According to a report by the Royal Botanic Gardens at Kew in 2016, there are around 391,000 species of plants in the world and around 94% of these are flowering plants. Plants are grouped in families based on their physical and genetic characteristics. One of the largest flowering plant families is the Orchidaceae, or Orchid family with around 28,000 species, so around 10% of all flowering plant species. Recent DNA research shows that at over 90 million years old, orchids are amongst the most ancient of the flowering plant families.

Orchids can be found throughout the world in every type of habitat and climatic zone apart from the
very driest deserts and glaciers, and on every continent except Antarctica. The majority of orchids are found in the tropics of Asia, South America and Central America and new species are constantly being discovered, particularly in these areas. Their tiny, dust like seed that has enables orchids to disperse and travel great distances, carried on the wind a…

Why the complicated plant names? Here's why...

I studied Latin at Secondary school. Not because I wanted to but because I had to at the time. Bam bas bat bamus batis bant.
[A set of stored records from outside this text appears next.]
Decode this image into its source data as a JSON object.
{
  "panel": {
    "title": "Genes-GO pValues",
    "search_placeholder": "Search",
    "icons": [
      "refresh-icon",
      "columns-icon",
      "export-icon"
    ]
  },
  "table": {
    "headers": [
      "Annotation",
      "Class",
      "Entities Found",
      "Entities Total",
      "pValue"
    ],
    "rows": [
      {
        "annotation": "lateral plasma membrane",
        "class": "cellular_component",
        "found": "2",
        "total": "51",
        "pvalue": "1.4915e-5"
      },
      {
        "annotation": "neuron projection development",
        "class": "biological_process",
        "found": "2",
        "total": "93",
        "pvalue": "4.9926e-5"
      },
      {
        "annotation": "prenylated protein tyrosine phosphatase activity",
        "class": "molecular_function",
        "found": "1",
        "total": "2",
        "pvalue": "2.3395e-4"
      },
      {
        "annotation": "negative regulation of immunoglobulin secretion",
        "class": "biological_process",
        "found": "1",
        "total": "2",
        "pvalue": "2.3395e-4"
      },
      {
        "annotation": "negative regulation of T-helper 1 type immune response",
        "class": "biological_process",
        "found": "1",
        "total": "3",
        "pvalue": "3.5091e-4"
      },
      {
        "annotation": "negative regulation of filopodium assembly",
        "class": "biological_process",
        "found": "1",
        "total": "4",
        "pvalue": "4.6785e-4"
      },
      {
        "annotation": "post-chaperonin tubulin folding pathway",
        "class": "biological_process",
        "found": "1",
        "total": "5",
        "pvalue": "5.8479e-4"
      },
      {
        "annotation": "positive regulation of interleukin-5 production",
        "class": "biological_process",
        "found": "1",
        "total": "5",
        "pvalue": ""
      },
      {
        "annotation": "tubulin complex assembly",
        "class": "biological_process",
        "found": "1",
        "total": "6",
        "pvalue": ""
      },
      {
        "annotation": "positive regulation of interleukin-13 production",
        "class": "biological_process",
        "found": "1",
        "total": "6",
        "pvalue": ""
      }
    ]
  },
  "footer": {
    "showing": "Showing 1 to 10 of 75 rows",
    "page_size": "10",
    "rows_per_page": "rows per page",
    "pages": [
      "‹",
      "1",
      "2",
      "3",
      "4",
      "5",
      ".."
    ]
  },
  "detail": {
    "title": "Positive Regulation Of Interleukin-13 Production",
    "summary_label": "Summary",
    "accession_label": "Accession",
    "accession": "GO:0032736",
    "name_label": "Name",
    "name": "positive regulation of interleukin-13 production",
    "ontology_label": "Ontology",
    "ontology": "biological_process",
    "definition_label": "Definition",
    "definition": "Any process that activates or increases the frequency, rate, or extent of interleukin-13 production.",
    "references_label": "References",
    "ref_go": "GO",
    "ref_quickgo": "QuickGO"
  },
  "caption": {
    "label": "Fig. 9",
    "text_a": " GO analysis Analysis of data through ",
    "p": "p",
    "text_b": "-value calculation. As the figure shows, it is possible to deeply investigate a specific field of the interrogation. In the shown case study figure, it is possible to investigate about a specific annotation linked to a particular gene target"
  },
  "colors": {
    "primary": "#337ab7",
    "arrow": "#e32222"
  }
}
For some reason this has stuck in my head, as has ego sum (I am ) and salve magistra (greetings teacher). I never thought it would be of use to me until I became a gardener. It has been of great help in learning and more about plants and I am going to try and explain why and how you too can discover more about plants.
To start with. It's not just Latin you will come across but Greek and Arabic derived words too. I am asked regularly, why can we not just use the common names? Why, because it helps to avoid confusion. We need a universal name, one it will be known by, the world over and then anyone, anywhere will know just which plant is being referred to. Take for example, the bluebell. We all know what it looks like in England, right? The Greek/Latin name is Hyacinthoides-non-scripta (Gobbledeygook you may think!) Cross into Scotland and if you asked to see …

Scent and spring promise

The garden has taken a battering over the last few weeks with high winds and the heavy soil saturating rain has made gardening difficult. Despite it all there is interest with flower, colour and scent now and the promise of it in the next few weeks.
One of my favourites and a true signpost of January/February is the winter aconite (Eranthis 
hymalis); in a few weeks it will dot the borders with tiny butter yellow flowers. Growing naturally in deciduous woodland, this plant flowers before the leaves on trees shade out the forest floor and as the sun strengthens as it gets higher in the sky.
In the phylogeny display a small plant with a big name, Scilla mischenkoana 'tubergentana', is flowering its little flowers. Native to Southern Russia and Iran this plant can grow in a variety of sites, shade or full sun, drought tolerant and very tough, just plant it where you’ll be able to see!

Daphne bholua 'Jacqueline Postill' is in full flower, you smell it before you see it as its …